A panel of experts at the Alltech International Symposium that was to debate questions such as “How will we feed a world of 9 billion people?” didn’t have much debate: All four panelists said the key is technology, including GMOs.
The topic was introduced by noting that decades after the so-called Green Revolution, hunger is still a world issue and one can only assume it will continue to be as we add another 2 billion people.
But things have changed, says Tom Arnold, CEO of Concern, based in Ireland. “In 1969, there were 3 billion people on earth and 25% of them were hungry. Most recently we had 6.7 billion and 13% of them were hungry." He also notes that the same numbers now are hungry and obese: About 1 billion each. So we don’t just need food, we need the right food.
“Population doubled and we tapped the power of science,” says Sean Rickard, senior lecturer in business economics at Cranfield University in the UK and an agriculture consultant. This is echoed by Marcus Vinicius Pratini de Moraes, former minister of agriculture and food supply in Brazil, who notes that Brazil has increased its cropland by 27% but its production by 150%.
The theme was a repetitive one at this symposium, which drew 2,800 people from 72 countries to consider what the future holds for people and for agriculture. Little wonder, given that Alltech is a science-based company, marketing natural feed and soil additives.

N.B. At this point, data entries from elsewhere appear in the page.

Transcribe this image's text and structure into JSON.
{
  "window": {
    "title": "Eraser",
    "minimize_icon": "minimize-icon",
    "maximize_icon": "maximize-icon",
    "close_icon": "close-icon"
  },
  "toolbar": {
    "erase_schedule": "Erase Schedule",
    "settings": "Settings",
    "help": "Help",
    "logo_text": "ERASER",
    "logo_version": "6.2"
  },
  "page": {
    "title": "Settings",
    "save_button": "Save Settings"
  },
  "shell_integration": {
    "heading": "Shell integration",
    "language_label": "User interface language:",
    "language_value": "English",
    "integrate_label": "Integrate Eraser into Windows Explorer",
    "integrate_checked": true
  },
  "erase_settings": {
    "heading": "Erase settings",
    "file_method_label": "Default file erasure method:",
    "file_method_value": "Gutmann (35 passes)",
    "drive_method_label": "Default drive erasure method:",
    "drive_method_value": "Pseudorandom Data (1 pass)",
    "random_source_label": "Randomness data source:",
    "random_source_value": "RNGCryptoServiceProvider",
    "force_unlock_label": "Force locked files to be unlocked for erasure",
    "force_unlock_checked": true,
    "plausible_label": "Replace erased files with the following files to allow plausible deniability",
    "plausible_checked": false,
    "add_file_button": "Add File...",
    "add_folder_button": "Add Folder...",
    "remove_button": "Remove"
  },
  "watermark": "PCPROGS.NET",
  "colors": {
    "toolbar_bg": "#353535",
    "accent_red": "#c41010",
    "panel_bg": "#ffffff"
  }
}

Over time, smallholders in food-scarce countries need to get big enough to adopt technology, adds Rickard. “Larger scale and efficiency will become essential,” he says. “Higher incomes will enable producers to buy modern technology.” “Agriculture is here to stay and demand continues to grow,” says Rickard. “We see a new image of a scientific, technologic and well-rewarded industry emerging.”
Editor’s note: Richard Brock, Corn & Soybean Digest's marketing editor, is president of Brock Associates, a farm market advisory firm, and publisher of The Brock Report.